▸ PROBLEM DETAILS
Only the number is needed: count the lines below that hold the string "quincenales".

[Stored entries]
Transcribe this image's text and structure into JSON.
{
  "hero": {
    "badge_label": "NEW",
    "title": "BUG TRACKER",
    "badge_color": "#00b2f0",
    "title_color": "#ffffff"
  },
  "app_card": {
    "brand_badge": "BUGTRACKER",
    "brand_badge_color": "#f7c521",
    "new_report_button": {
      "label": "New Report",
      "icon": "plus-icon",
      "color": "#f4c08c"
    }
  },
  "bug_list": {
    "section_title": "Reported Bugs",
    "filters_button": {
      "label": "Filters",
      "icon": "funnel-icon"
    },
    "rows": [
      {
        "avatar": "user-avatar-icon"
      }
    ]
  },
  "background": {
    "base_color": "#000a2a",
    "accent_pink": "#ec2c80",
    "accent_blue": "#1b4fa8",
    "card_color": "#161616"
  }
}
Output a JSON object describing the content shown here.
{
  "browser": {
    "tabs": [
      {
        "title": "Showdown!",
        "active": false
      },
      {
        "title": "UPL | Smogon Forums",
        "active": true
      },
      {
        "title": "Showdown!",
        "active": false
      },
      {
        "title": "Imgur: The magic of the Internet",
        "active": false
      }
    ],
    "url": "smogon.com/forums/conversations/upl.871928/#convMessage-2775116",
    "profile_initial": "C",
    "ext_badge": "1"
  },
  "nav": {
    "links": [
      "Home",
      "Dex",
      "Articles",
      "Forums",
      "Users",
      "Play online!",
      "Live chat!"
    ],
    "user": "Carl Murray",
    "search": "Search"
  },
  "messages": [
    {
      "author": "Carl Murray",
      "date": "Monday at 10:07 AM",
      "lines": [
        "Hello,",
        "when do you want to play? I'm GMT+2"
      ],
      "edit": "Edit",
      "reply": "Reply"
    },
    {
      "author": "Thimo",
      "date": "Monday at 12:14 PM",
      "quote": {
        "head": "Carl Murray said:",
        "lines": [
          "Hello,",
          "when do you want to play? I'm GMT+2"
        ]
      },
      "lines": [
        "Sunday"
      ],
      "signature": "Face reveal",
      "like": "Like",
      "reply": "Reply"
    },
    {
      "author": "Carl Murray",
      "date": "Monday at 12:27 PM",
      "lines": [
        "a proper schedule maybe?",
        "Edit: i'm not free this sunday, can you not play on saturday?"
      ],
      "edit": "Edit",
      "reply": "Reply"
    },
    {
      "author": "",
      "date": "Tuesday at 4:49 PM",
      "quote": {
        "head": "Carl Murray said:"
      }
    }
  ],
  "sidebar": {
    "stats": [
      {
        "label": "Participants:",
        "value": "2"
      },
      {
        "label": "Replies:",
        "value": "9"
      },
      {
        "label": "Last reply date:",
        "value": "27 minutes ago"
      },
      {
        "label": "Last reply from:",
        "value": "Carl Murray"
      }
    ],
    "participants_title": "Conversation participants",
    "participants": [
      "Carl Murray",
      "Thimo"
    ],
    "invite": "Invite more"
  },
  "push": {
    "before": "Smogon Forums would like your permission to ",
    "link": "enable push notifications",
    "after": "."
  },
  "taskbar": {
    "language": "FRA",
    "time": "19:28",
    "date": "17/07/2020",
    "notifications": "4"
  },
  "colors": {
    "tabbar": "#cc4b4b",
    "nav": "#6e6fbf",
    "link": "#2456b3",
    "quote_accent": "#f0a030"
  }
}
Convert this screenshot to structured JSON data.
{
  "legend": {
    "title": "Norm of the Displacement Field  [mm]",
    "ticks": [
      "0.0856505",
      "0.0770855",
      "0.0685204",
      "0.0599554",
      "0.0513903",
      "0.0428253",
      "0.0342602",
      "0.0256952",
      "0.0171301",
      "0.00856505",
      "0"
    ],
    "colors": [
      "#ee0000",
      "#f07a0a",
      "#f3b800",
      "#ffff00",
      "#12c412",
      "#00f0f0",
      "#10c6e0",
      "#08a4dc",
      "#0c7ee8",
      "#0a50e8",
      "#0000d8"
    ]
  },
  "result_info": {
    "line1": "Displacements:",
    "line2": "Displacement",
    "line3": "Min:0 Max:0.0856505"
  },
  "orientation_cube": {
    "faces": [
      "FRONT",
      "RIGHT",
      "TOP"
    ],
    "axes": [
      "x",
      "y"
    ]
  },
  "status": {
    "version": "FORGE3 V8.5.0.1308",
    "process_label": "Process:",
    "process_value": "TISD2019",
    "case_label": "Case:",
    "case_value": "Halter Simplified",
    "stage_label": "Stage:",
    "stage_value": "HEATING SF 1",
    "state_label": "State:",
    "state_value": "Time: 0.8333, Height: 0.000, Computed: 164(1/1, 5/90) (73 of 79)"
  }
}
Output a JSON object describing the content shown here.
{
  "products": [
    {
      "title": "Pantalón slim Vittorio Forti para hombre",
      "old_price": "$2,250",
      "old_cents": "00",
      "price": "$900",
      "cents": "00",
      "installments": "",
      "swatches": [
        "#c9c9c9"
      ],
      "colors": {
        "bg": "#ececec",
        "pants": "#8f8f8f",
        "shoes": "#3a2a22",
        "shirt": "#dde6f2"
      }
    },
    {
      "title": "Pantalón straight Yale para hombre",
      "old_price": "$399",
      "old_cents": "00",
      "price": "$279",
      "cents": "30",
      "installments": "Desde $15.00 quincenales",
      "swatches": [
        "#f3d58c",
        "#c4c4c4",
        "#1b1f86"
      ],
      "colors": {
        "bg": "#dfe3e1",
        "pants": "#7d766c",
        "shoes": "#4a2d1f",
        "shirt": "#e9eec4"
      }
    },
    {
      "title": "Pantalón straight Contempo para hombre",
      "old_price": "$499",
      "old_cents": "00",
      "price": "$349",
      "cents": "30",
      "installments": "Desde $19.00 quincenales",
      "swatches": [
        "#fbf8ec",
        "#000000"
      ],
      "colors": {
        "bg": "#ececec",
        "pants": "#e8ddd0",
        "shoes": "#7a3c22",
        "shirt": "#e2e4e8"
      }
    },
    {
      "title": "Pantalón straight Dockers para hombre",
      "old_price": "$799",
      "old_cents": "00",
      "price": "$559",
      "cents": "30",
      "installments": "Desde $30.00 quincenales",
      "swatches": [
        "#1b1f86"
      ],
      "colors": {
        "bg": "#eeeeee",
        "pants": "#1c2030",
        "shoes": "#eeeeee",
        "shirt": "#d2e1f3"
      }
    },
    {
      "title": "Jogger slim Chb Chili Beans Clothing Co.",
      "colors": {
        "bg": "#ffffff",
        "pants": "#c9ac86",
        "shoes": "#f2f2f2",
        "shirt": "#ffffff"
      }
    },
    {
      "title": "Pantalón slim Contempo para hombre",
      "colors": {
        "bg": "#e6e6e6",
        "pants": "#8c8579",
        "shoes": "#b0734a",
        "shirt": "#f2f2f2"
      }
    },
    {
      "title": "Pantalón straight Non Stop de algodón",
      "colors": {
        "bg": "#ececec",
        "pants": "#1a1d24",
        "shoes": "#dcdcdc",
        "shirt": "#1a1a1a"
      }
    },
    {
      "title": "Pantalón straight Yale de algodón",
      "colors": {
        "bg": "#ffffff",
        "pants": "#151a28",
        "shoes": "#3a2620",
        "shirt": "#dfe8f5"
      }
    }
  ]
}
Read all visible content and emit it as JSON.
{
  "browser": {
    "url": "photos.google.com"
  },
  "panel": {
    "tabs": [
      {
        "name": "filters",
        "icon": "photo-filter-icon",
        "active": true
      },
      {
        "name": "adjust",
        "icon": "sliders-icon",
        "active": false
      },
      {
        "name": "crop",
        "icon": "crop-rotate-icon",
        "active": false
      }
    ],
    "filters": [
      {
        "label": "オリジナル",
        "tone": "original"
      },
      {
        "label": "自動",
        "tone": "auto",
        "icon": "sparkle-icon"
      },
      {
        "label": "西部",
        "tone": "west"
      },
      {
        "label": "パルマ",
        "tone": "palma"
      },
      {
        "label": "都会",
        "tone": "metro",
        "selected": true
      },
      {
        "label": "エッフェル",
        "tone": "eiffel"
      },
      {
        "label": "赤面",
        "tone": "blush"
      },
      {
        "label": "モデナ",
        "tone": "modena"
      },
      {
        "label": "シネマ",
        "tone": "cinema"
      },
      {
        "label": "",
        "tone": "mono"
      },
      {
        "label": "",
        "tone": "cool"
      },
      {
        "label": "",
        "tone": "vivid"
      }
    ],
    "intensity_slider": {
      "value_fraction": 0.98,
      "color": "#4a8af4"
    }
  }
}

▸ SOLUTION TO THE PROBLEM
3